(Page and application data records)

--*--

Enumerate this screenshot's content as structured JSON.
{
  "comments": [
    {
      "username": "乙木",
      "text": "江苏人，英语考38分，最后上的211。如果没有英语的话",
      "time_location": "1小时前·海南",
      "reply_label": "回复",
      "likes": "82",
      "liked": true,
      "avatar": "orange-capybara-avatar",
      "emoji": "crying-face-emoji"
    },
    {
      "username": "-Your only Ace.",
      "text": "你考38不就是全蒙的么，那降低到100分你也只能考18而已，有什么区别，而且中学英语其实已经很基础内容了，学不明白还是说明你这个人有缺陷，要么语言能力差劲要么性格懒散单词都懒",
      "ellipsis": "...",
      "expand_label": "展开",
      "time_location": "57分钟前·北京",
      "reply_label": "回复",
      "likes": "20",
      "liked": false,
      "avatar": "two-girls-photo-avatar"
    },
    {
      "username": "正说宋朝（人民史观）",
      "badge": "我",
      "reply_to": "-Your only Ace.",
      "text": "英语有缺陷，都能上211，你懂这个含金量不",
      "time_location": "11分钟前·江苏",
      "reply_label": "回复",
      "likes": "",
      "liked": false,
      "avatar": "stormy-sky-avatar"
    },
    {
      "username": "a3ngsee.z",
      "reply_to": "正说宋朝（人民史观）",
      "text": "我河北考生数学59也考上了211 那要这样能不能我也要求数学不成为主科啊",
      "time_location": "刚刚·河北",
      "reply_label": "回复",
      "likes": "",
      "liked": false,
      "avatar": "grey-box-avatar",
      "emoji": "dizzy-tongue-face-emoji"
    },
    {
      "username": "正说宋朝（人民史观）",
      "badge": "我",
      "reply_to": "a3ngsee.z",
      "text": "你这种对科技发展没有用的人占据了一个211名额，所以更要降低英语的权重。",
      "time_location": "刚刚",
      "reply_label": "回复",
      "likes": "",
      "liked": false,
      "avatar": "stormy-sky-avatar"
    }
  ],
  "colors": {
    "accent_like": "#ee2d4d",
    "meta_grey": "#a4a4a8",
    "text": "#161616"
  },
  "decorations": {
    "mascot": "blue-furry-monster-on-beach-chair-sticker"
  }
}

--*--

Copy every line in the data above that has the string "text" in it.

# [Result of this task]
      "text": "江苏人，英语考38分，最后上的211。如果没有英语的话",
      "text": "你考38不就是全蒙的么，那降低到100分你也只能考18而已，有什么区别，而且中学英语其实已经很基础内容了，学不明白还是说明你这个人有缺陷，要么语言能力差劲要么性格懒散单词都懒",
      "text": "英语有缺陷，都能上211，你懂这个含金量不",
      "text": "我河北考生数学59也考上了211 那要这样能不能我也要求数学不成为主科啊",
      "text": "你这种对科技发展没有用的人占据了一个211名额，所以更要降低英语的权重。",
    "text": "#161616"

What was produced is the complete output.